# WHAT THIS TASK INVOLVES
Below is a block of records. Copy every line in it that contains the word "Large".

◆ ◆ ◆ ◆ ◆ ◆ ◆

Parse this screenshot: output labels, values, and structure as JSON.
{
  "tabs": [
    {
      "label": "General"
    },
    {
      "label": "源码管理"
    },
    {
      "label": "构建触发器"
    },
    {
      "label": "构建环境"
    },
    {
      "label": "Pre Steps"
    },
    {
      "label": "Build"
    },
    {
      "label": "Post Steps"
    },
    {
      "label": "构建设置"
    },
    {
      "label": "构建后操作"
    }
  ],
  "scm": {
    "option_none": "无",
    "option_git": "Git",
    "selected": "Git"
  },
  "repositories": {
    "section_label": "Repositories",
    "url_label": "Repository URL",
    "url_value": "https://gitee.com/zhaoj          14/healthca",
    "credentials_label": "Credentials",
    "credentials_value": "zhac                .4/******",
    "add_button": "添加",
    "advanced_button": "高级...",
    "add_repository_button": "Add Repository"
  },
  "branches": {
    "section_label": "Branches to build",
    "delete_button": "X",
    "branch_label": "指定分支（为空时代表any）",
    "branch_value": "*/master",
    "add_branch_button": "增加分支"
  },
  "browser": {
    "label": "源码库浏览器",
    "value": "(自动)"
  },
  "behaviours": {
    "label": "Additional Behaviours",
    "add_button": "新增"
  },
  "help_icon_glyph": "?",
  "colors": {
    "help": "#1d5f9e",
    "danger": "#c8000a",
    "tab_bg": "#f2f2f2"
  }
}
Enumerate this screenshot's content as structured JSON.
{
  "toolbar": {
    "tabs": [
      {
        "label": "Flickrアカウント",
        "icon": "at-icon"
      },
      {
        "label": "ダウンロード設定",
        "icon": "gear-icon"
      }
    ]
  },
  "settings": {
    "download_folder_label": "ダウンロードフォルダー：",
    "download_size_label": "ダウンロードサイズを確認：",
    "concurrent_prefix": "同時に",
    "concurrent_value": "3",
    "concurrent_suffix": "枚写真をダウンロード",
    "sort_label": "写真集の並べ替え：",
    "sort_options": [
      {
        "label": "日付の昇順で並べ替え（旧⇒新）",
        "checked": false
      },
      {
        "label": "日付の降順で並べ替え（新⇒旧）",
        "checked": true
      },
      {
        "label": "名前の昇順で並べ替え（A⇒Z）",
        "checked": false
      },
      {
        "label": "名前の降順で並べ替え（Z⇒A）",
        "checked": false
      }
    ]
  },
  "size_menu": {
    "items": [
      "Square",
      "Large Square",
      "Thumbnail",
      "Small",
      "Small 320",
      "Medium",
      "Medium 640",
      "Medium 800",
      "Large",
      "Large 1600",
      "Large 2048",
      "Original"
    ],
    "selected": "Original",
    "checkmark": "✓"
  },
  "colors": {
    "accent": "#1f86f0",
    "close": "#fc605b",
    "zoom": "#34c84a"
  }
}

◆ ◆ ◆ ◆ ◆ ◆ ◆

# COMPLETED EXERCISE
      "Large Square",
      "Large",
      "Large 1600",
      "Large 2048",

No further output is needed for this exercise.